Because of this, Modern Art is not as rich with interesting observations, concepts and quotes that might find a common expression in architecture or urban planning (except perhaps its worst excesses, i.e. the architectural genius). Indeed, some of Klee’s text seems to pull back on his thoughts in Creative Confessions. For example, he states “line is the most limited”, which seems to contradict the ‘inherent energy’ he discussed in the other work. Instead, he shifts his focus to tone and color as an unmeasurable ‘quality’ in art, with explicit references to ‘mood’ in the artist and the emotions provoke in the character of a piece of art. In this sense, Modern Art represents a counter (and lesser) movement to Creative Confessions, of more limited application outside the realm of the artistic compulsion itself where there is “more value on the powers (i.e. the artist) which do the forming than the final forms themselves” residing “in the womb of nature” where the artist literally becomes a God himself in a creative act of genesis.

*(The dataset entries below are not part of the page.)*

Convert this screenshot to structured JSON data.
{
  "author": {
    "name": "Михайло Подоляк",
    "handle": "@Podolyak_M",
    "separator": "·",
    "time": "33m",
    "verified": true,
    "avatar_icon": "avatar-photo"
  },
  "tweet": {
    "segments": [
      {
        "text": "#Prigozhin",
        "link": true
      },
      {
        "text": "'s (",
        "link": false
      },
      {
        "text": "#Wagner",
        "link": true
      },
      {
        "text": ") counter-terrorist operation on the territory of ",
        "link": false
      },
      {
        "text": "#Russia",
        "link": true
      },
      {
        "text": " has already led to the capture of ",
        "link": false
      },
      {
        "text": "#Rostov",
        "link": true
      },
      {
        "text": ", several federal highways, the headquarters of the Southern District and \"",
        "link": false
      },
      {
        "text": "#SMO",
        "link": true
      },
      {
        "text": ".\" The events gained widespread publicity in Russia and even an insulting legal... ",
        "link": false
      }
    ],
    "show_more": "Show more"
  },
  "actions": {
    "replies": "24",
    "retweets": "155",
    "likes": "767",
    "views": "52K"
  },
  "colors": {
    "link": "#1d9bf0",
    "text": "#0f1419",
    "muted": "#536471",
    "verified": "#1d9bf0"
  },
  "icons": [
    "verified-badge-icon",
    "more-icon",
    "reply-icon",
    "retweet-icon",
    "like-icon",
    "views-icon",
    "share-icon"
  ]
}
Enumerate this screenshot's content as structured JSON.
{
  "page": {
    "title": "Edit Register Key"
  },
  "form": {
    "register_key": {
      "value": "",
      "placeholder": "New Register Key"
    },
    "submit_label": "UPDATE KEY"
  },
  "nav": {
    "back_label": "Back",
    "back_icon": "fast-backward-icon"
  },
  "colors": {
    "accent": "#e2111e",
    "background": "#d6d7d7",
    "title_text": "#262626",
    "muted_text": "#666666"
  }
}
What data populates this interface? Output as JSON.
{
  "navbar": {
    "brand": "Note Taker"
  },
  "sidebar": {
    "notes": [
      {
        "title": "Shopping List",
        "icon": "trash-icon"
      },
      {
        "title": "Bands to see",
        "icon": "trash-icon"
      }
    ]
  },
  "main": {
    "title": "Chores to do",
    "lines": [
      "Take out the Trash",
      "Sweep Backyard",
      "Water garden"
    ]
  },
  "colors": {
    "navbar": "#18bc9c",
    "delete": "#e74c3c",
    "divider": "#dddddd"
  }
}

Paul Klee on Modern Art
by Paul Klee (with Introduction by Herbert Read)
55 pages
Faber and Faber Ltd. London. Paper Covered Editions (1967)

You can purchase Paul Klee on Modern Art from Amazon here.

Check out the Artsy.net Paul Klee page here.

From the Vault is a series from the Outlaw Urbanist in which we review art, architectural and urban design texts, with an emphasis on the obscure and forgotten, found in second-hand bookstores.

Share the knowledge!